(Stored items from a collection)
== Segment start ==

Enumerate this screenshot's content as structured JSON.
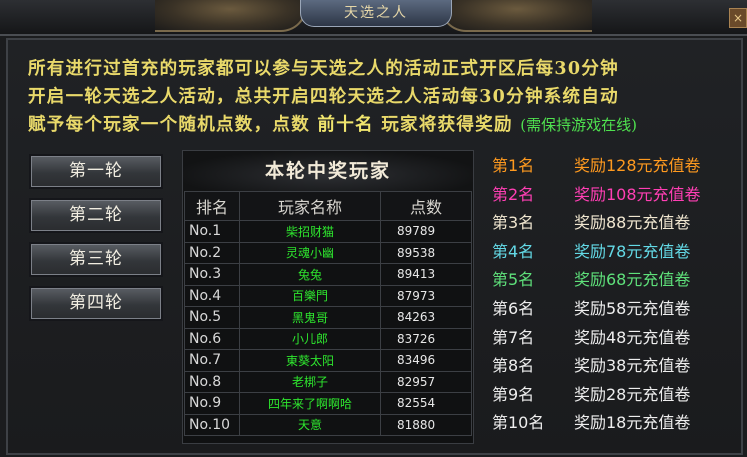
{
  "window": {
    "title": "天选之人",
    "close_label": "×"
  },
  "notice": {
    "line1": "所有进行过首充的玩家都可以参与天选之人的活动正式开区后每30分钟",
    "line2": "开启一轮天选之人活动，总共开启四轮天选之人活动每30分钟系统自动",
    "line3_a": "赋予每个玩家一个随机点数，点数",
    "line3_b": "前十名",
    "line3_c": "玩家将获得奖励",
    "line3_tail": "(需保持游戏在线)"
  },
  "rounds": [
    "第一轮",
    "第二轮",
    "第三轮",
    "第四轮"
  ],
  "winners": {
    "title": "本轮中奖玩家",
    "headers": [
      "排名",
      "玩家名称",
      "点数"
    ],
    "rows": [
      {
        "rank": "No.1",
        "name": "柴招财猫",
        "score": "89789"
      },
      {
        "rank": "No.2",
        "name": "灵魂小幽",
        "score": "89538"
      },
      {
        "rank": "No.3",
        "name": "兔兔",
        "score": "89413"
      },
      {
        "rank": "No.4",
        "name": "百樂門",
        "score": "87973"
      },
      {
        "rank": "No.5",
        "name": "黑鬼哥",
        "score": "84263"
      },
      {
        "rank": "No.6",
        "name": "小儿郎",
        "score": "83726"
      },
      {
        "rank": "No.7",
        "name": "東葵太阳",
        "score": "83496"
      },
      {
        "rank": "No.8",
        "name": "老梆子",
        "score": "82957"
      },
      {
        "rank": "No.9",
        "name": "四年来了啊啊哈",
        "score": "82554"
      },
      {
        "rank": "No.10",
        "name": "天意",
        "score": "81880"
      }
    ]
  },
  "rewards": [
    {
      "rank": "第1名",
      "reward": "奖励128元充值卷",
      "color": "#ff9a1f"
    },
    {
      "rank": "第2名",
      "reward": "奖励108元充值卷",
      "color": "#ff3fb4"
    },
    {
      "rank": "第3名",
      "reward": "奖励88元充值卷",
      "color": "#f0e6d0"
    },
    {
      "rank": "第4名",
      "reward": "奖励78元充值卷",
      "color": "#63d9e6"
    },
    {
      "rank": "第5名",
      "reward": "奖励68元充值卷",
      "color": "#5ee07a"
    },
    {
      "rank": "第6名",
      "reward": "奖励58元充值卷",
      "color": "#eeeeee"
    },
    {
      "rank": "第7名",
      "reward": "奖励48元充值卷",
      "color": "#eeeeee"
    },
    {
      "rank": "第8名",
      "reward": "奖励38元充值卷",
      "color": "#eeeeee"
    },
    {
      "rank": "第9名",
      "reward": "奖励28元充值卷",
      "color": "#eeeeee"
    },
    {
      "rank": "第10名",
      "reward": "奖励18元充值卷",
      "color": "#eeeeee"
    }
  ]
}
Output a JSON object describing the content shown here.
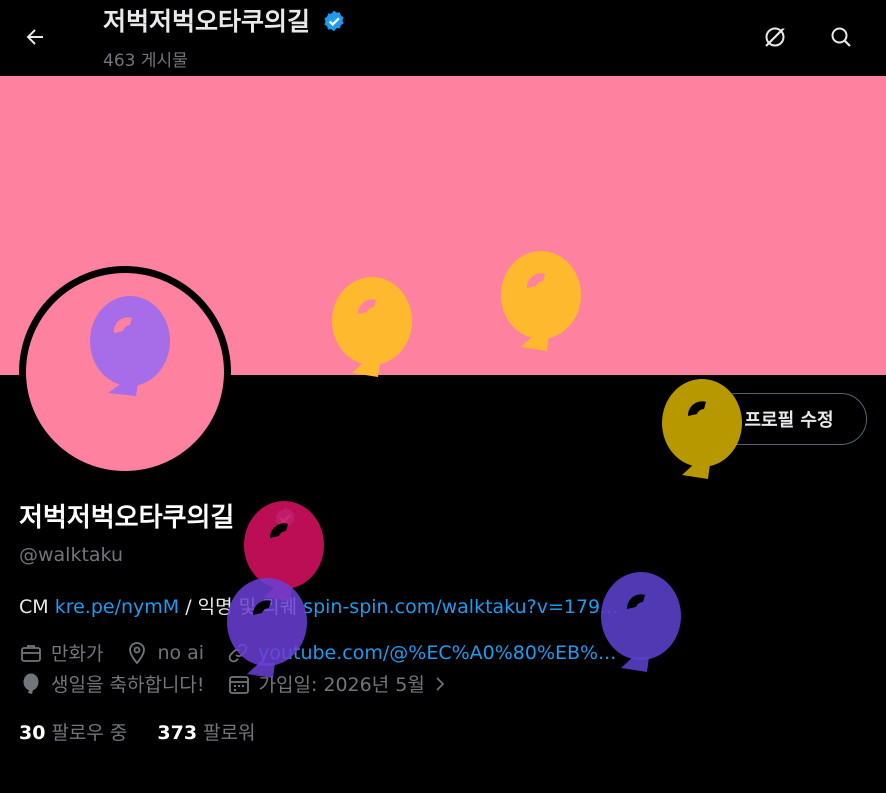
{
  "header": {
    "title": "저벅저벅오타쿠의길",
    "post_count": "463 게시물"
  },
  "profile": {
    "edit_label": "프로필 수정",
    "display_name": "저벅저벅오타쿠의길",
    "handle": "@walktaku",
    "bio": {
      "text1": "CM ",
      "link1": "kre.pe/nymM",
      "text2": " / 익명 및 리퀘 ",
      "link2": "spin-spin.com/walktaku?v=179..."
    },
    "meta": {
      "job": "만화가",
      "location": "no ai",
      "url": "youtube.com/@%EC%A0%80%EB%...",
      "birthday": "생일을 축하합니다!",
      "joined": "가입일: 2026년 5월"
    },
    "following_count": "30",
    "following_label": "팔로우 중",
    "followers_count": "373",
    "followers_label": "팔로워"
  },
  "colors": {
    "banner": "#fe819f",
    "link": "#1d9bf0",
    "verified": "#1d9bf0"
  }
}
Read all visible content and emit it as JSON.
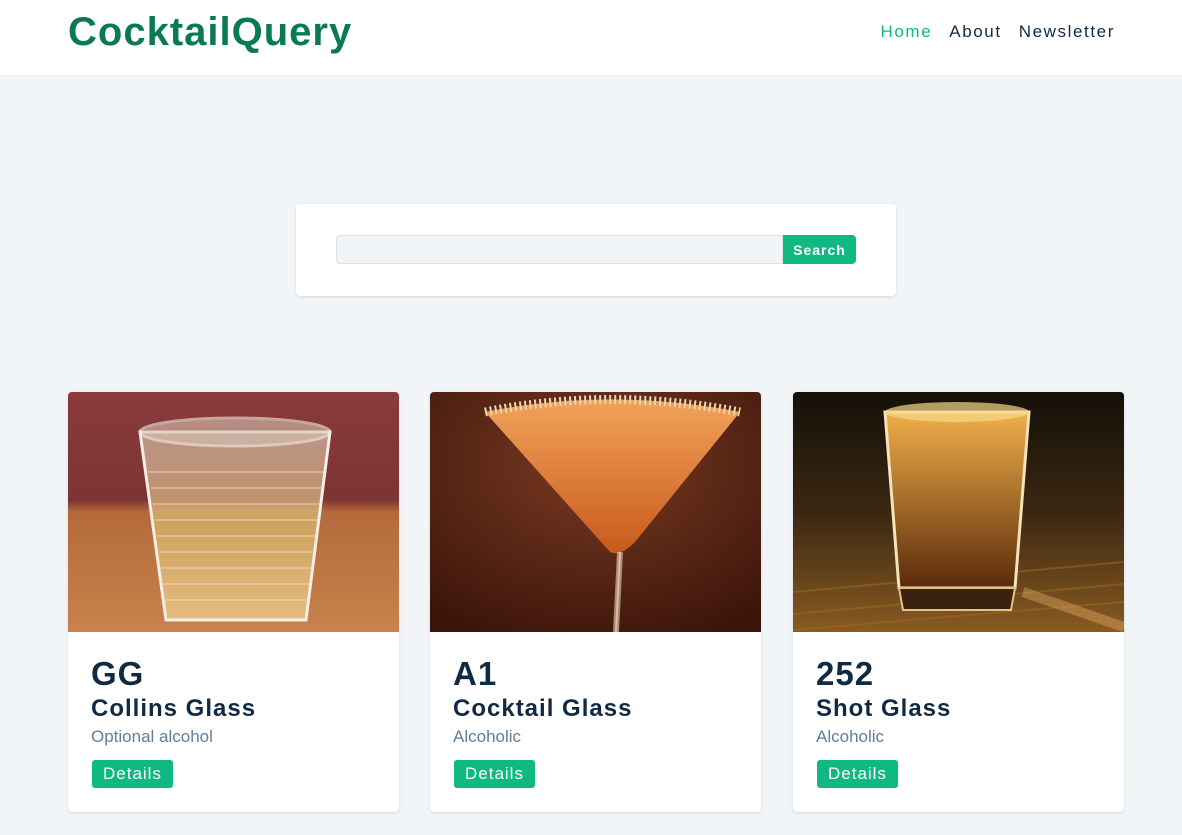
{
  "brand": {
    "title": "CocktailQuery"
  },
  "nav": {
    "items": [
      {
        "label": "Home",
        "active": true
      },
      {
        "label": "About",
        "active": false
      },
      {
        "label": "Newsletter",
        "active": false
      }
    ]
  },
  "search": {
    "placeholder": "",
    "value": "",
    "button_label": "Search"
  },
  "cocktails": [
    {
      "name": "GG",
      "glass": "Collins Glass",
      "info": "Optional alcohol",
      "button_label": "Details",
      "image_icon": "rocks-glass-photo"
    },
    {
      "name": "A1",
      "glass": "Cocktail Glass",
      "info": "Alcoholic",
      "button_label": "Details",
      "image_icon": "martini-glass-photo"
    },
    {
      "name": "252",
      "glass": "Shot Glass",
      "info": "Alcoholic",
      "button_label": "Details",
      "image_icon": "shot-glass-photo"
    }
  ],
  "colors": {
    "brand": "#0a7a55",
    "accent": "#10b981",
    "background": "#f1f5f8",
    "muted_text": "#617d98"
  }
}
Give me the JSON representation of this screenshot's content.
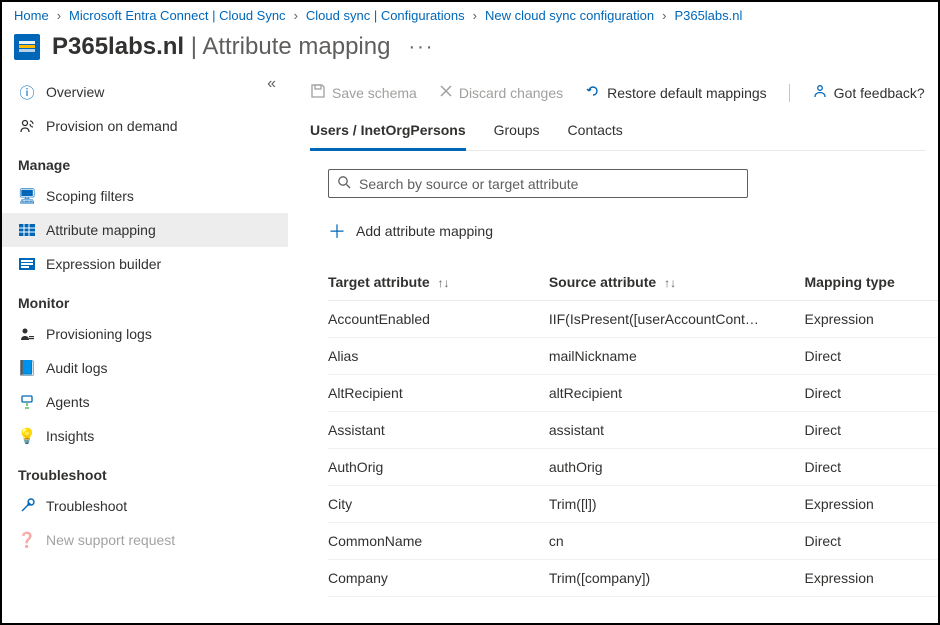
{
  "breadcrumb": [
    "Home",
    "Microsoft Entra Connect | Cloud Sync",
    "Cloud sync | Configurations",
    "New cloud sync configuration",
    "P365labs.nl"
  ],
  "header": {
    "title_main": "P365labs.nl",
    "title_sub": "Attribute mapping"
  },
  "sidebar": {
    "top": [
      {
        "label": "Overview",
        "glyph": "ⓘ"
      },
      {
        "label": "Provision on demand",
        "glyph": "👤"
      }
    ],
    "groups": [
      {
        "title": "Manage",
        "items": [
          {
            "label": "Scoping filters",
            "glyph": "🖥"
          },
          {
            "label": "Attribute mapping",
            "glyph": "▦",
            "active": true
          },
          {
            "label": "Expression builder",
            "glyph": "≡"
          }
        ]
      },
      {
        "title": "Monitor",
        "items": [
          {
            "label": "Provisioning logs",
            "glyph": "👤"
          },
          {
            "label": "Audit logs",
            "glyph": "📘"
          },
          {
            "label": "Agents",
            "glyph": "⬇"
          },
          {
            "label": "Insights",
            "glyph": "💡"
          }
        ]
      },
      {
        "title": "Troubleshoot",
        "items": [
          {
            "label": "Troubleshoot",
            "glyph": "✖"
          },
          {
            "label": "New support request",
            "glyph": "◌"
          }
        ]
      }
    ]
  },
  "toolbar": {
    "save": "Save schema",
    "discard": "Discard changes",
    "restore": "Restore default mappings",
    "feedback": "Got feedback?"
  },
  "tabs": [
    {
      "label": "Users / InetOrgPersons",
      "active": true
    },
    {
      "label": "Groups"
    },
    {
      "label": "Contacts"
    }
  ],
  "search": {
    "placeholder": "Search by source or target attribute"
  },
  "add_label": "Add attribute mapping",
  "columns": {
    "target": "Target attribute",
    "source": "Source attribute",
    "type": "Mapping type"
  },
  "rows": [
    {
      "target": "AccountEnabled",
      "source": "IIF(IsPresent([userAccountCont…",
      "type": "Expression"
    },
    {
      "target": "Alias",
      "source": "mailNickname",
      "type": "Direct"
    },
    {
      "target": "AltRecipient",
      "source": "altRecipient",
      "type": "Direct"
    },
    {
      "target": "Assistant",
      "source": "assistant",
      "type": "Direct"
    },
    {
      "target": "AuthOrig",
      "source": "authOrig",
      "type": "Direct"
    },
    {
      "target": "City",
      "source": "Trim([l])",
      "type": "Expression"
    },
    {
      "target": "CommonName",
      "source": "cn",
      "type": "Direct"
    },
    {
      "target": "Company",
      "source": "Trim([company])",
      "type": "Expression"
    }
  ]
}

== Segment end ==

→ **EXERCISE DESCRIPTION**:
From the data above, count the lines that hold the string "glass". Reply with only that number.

→ **ANSWER SPACE**:
6